The exploration of religion and religious thought is a curious endeavour. It can be and often is a difficult subject to bring up in casual conversation and to discuss with other people as it ultimately comes down to being a very personal matter. Depending upon where you are in the world and whom you ask, you can expect to discover a plethora of varied, deeply rooted opinions with an emotional bias and attachment to a “personal” GOD that is not open for debate. More often than not, the discussion of religious beliefs and faith leads to heated debates and arguments that to me anyway, seem to run counter to the basic premise of religion and that is to follow the “will” of GOD, to express his love for his “divine” creations in all our thoughts and deeds. The debates and arguments over religion, over whose GOD is the best or is the greatest GOD of all is not just a modern contemporary occurrence; they have occurred for as long as humans have existed on the planet. Taken to the extreme, the debate over religion has been used to justify many conflicts and wars, abuse and annihilations, and the genocide of whole populations of God’s creations.

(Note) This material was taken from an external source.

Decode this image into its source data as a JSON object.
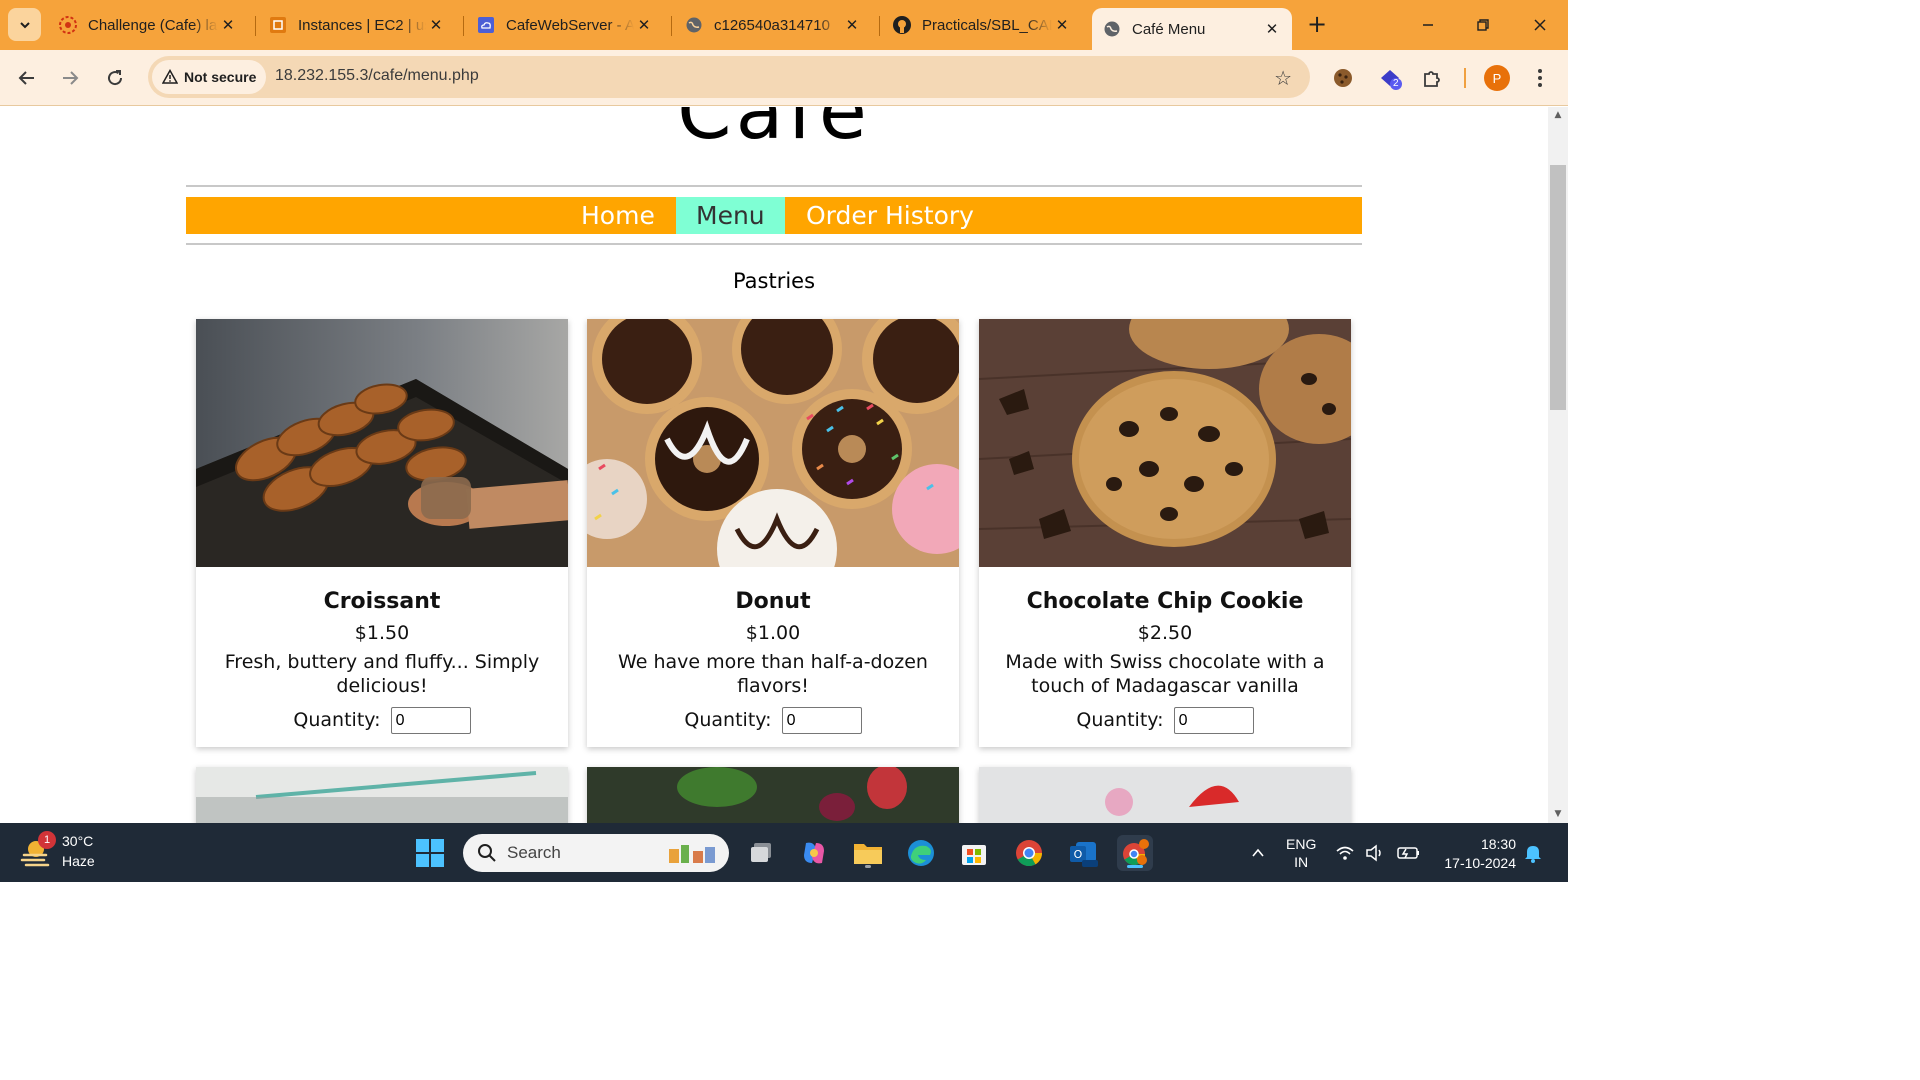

Living as I do in a country where religious freedom is guaranteed but often taken for granted, I consider myself fortunate in this regard to have had the opportunity to discuss and experience many thoughtful debates and discussions with open-mindedness the various religions that exist in the world without the fear or repercussions of bodily harm being done. It is through the reading of other “Holy Books” and religious writings in my exploration of the many world religions that I have come to believe and conclude that all people regardless of where they reside in the world should be free to express their faith in a loving God without fear, without judgment, without discrimination, and without threat of harmful recrimination.
The one rule I consider most important as I begin each day is to “Love the Lord, thy God with all thy heart, mind and soul.”
Beginning each day with this concept for action in the heart, there is a second rule of supreme importance to consider and act upon; known as the golden rule, it can be expressed as “love thy neighbour as you would love yourself”, or more to the point, “do unto others as you would have them do unto you.”
In my exploration of worldly religions, I am fortunate to have met and gotten to know the author of this book, Adamu Donald, his writing and thoughts on “personal” religion here as you are about to do. “The ways of the God(s) are indeed mysterious,” and it is through happenstance and serendipity that I was introduced to this very thoughtful young man. Within every religion are expressions of truth about the nature of God and his love for his creations. I have met many people who have said they are faithful to the religion they have been raised up with; their contradictory actions with the way they treat themselves and others indicate a certain lack of understanding and wisdom with respect to following God’s word and will. Ultimately it comes down to religion getting in the way of living, expressing and “being” God’s love, ergo the title “Returning Home Beyond The Slavery Of Religion”. It is through our own exploration of other “religious” writings and thoughts that we are able to better understand what true faith and religion is all about. In many instances adherence to particular religious precepts, dogma and practice are very limiting, blinding us in a sense from the true meaning and expression of God’s love. It is not enough to say that I am religious and living my faith while considering others as less deserving of a loving God. As we increase in our knowledge of other’s religions, we also increase in our own wisdom and understanding.
Donald has done very well in writing about such an exploration of faith in the story you are about to read. In this story you will experience the contradictions, the evolution, and the final, truthful expression of faith beyond religion.
William Farmoon, Reiki Master, MBA, BSc. Chemistry, USA